Yet there are practical issues at play that compromise our ability to build these relationships including the dichotomy between building strong teacher/student relationships while maintaining professional distance and the impact of the attitudes and beliefs we bring to the classroom.

Here we look at the necessity of strong teacher/student relationships, the issues that can compromise them and how teacher self-awareness can overcome them.

Research continues to suggest that for students at both the primary and secondary levels, positive teacher/student relationships have a protective element to them, influencing a student’s perception of school so that it becomes a less hostile and confronting space.

They also provide a source of support to get students through times of increased stress with research finding that if a student has at least one positive relationship with a teacher it may safeguard that students' self-efficacy and increase their resilience.

However, it’s not just students that get the benefits of having positive teacher/student relationships.

Indeed it has been found that teacher/student relationships have a protective element for teachers too, providing meaning and a sense of internal reward, as well as having a positive influence on our feelings of effectiveness, competence and agency.

Poor teacher/student relationships on the other hand, have been found to threaten our professional and personal wellbeing, compromise efficacy and generate the kind of stress that leads to burnout.  

Given the significance of the teacher/student relationship, knowledge and skills around how these relationships can be formed and maintained is important for teachers and education in general, especially when it comes to understanding what we might subconsciously do that can compromise these relationships.

Indeed our attitudes and emotions can and do impact on the way we interact with our students and how they respond to us, as does trying to get the right balance between building relationships and maintaining the kind of distance that allows us to control our classrooms and manage student behaviour.

The attitudes and emotions we bring to the classroom have a significant impact on which students we can successfully build relationships with.

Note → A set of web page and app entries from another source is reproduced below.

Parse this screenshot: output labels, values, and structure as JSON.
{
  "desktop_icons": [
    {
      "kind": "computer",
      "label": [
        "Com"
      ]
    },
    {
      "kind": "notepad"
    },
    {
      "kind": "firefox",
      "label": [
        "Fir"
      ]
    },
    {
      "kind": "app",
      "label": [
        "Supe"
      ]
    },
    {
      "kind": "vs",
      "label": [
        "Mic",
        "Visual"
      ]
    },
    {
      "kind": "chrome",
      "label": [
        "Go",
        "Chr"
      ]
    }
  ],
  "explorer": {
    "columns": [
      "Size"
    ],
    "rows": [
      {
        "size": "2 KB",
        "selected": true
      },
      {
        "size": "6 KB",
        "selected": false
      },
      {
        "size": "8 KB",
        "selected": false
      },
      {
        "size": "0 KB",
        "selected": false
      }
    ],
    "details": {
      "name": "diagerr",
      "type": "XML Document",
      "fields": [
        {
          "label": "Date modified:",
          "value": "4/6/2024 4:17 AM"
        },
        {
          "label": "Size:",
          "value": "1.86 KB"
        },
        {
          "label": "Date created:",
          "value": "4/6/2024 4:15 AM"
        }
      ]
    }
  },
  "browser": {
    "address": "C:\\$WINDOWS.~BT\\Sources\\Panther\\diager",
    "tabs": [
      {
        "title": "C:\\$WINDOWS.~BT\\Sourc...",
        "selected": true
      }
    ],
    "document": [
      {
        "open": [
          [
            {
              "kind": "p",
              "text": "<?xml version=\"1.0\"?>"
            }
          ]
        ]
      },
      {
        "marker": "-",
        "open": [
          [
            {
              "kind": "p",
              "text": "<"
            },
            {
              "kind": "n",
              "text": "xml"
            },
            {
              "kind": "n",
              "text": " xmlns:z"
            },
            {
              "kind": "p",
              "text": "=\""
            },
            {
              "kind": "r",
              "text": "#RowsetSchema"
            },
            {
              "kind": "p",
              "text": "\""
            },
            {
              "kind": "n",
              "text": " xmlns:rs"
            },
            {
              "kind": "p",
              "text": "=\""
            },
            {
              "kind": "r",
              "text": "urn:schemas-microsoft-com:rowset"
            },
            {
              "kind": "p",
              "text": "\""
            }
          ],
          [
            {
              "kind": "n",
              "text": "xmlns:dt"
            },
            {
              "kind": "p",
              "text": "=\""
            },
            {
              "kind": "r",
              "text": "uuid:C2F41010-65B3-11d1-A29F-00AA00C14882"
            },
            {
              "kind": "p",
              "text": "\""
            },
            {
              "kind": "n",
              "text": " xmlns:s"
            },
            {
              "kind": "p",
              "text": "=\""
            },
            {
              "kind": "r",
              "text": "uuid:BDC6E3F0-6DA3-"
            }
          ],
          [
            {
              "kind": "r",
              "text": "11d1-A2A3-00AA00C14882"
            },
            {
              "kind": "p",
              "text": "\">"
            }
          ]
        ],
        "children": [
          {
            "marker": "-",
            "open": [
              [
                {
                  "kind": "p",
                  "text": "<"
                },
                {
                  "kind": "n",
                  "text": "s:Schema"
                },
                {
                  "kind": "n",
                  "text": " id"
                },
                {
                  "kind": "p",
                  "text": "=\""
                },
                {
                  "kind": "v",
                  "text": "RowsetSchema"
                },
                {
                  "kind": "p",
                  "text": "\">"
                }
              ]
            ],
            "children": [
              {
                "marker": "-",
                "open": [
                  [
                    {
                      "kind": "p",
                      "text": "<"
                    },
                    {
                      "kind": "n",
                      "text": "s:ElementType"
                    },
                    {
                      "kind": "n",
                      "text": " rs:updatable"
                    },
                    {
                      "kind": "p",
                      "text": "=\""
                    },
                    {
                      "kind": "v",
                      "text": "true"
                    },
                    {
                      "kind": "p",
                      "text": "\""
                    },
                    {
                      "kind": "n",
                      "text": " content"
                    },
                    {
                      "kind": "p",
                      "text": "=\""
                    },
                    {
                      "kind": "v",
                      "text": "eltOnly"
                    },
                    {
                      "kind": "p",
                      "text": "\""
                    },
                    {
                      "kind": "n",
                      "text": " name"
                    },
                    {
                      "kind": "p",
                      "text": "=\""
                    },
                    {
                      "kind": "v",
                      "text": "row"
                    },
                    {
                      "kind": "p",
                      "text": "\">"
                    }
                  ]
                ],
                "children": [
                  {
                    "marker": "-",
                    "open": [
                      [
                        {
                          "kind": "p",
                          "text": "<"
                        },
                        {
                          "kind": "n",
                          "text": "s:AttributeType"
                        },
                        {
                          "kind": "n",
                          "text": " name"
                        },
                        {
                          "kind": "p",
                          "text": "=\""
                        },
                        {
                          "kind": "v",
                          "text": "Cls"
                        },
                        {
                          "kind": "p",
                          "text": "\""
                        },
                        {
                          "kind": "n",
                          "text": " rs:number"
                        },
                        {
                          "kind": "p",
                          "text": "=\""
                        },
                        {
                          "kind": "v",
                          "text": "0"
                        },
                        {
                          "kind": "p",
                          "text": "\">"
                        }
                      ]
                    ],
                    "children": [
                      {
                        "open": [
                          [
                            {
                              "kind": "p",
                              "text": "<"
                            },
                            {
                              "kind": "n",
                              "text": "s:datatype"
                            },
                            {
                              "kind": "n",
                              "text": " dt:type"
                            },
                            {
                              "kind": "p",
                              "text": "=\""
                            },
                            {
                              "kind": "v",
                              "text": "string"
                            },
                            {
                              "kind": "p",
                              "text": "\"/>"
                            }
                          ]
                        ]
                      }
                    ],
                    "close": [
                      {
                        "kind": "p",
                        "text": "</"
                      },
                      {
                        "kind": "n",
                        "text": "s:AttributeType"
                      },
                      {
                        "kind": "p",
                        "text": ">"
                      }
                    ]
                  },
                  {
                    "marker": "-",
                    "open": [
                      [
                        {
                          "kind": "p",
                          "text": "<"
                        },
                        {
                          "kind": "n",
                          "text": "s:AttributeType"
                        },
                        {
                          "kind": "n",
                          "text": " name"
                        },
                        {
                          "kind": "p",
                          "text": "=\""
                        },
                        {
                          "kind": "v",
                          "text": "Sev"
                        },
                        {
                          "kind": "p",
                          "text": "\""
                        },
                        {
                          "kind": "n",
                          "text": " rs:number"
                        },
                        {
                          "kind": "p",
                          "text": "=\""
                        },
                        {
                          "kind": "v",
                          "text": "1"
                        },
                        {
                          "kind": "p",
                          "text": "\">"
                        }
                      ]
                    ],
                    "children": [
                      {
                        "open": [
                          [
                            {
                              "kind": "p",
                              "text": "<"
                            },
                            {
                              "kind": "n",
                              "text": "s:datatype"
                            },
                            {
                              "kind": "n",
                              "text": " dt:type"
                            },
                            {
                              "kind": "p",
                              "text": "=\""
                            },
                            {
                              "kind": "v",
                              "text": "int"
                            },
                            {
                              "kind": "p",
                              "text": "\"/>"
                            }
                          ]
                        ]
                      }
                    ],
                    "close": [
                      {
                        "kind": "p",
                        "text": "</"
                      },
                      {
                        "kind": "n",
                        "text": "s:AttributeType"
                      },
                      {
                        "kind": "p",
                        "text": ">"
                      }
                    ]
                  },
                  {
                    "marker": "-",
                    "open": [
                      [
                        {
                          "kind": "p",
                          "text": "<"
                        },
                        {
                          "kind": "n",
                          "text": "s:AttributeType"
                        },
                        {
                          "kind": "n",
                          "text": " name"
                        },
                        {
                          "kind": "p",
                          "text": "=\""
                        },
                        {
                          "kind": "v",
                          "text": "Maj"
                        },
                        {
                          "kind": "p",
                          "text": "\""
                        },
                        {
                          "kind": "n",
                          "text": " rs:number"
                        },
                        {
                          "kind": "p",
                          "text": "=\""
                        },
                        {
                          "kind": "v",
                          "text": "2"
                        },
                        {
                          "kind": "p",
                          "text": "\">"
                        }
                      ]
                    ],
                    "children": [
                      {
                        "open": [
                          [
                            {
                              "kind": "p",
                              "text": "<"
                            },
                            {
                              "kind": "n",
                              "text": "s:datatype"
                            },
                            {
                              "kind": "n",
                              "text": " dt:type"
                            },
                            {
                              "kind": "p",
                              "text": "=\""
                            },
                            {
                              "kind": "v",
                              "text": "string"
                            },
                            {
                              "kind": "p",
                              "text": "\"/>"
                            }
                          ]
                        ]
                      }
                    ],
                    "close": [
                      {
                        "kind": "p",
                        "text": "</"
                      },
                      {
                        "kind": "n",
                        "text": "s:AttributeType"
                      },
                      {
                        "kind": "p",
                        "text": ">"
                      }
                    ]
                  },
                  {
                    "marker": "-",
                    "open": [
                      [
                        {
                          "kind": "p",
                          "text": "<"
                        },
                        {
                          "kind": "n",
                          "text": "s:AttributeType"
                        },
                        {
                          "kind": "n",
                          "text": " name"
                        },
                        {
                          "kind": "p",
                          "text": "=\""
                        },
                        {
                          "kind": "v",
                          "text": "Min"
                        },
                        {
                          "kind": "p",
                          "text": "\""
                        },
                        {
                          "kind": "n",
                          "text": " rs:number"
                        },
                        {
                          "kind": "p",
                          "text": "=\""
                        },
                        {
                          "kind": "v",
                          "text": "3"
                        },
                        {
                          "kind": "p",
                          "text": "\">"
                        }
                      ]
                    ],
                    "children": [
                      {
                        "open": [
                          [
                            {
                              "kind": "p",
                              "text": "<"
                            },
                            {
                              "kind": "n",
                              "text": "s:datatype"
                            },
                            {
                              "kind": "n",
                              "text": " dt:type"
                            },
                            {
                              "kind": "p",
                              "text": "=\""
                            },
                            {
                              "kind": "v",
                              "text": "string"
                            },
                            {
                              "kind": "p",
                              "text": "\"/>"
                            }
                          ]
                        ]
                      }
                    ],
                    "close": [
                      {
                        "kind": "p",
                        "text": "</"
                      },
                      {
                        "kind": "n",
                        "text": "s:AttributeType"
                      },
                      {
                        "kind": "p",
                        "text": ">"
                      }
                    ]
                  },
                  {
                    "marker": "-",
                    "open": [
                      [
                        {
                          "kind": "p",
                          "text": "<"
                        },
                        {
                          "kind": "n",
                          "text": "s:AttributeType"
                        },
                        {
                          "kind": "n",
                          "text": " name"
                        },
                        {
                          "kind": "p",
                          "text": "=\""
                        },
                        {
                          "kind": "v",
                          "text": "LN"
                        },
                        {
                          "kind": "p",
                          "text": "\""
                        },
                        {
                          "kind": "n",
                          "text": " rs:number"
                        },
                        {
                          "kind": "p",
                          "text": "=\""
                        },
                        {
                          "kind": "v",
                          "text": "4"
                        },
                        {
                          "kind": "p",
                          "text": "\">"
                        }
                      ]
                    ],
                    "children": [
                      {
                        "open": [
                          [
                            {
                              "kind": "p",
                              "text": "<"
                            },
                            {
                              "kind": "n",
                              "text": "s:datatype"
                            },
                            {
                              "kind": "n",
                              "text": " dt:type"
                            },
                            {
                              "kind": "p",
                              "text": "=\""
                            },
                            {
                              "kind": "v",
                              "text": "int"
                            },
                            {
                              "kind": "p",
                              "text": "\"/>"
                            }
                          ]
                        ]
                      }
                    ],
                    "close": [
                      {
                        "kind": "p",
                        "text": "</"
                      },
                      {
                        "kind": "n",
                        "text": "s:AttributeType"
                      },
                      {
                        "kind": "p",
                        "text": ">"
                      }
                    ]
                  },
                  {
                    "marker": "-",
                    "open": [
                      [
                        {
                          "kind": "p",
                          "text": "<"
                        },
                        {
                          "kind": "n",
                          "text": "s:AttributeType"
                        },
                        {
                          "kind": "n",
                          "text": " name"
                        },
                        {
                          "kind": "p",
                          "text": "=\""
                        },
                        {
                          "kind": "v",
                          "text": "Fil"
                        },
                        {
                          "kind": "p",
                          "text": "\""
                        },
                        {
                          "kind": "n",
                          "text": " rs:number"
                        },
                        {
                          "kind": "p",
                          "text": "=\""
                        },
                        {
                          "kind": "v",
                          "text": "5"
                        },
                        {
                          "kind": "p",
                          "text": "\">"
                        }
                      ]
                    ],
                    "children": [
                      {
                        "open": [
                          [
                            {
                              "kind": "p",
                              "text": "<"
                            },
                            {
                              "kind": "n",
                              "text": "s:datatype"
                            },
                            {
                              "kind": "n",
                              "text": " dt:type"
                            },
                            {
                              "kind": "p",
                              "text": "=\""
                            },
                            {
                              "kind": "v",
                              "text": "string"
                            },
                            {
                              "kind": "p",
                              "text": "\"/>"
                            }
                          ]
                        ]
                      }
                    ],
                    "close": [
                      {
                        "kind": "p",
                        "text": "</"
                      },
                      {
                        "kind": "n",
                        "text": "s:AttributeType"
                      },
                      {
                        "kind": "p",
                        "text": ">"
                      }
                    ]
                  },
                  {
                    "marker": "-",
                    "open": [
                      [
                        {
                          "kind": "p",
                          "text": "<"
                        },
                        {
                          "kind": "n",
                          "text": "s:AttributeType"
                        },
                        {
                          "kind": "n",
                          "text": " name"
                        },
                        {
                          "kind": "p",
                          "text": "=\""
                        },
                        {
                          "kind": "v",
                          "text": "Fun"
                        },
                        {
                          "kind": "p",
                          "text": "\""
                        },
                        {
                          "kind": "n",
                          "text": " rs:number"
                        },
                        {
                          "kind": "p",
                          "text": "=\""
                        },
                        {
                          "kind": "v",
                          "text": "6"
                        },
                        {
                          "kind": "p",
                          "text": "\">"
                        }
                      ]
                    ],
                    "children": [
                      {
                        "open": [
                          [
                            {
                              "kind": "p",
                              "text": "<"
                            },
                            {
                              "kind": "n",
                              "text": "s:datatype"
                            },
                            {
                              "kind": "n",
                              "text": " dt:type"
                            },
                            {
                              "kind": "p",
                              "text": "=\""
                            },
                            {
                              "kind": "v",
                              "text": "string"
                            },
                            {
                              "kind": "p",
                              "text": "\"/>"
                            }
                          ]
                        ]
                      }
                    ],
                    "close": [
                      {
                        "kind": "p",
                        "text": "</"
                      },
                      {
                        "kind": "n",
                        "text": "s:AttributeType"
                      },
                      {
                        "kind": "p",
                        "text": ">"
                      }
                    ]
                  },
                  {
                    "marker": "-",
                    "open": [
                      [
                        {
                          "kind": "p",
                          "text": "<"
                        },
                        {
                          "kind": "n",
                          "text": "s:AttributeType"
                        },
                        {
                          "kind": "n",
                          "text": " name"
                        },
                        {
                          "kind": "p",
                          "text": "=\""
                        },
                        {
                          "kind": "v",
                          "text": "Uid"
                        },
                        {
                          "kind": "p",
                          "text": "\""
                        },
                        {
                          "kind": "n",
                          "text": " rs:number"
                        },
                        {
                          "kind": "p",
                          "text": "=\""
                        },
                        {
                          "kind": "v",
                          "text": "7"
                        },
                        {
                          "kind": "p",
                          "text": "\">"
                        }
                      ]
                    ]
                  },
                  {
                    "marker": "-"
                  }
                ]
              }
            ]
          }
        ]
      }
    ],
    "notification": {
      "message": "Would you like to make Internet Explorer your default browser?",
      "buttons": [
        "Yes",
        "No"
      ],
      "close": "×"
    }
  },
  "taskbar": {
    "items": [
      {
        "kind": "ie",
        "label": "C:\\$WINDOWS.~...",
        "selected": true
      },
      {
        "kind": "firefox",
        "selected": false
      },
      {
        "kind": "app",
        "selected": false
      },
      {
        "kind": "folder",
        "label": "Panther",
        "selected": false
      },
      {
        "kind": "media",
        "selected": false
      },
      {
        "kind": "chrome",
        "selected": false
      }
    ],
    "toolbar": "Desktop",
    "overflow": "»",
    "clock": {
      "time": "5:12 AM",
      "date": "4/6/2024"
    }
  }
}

Indeed, research indicates that as teachers we respond differently to our students but are often not aware of the differential behaviours we exhibit in our classrooms.

Nor do we appreciate just how these behaviours influence the relationships we build and the notice student’s take of who is favoured and who is not.  

Generally speaking our attitudes are defined as the appraisals we make based on a combination of our thoughts and feelings around some kind of stimuli, with implicit attitudes being those thoughts and feelings we have that exist beneath our conscious awareness.

The association we make between a particular stimuli and a positive or negative feeling determines whether we respond in a favourable or unfavourable way, to that stimuli.

Because these appraisals are swift and often beneath conscious awareness we often fail to recognise that the feelings we have about someone or something has a direct influence on what we say and do to them and around them.

This difficulty is heightened by the fact that our implicit attitudes are often in direct contrast to what we consciously think and say we do, making it even harder for us to recognise they even exist.

To counter this, researcher Lisa Goldstein refers to the caring nature of teaching and what she calls 'natural care' and 'ethical care'.

She suggests that natural caring exists without effort on the part of the teacher and occurs when there is a natural bond between teacher and student (most often seen around co-operative students).

Ethical caring however doesn’t come naturally, but is performed, she says, out of duty; that is, we have a responsibility to build relationships with students regardless of whether we like them or not.

While using ethical care increases the emotional labour of teaching, self-awareness around the process can shift ethical care to natural care.

For example as we build relationships, we can become, with awareness, more conscious of our observations of a student's personality, our analysis of the motives behind their behaviours, and our responses to them.

If we acknowledge that building relationships is a process, and become aware of that process, we can increase the chances of problematic teacher/student relationships becoming more natural and rewarding for both teacher and student.

Another, seldom discussed issue around building and maintaining strong positive student relationships, is managing the difference between the level of intimacy necessary to build a positive teacher/student relationship and the kind of distance that enables discipline and the right kind of dominance required to manage the classroom environment effectively.

While this dichotomy may appear natural and necessary, it is not an easy balance to maintain, especially when some students may push the boundaries through verbal play or inappropriate behaviours that then need to be dealt with while still maintaining the trust and bond you’ve tried so hard to create.

Adopting a more authoritative style of classroom management can help to keep this balance in place with research suggesting that an authoritative teacher has clear boundaries and expectations that are explicitly explained and reinforced firmly, fairly and consistently.

This style then creates an environment of structure and support that combines student autonomy with respect for, and co-operation with, authority.

In the end, adopting a position of self-awareness and the way in which we build and maintain our relationships with our students is imperative if we want to offer our students opportunities for academic and social success and reduce our own emotional labour and stress.

Being able to acknowledge and accept that not all relationships are going to be easy to develop for a range of reasons, also allows us to be more open to the process and effort required, as well as the reward to be reaped.

While relationships require a two-way involvement, it is up to us to initiate and engage to build student trust and compliance.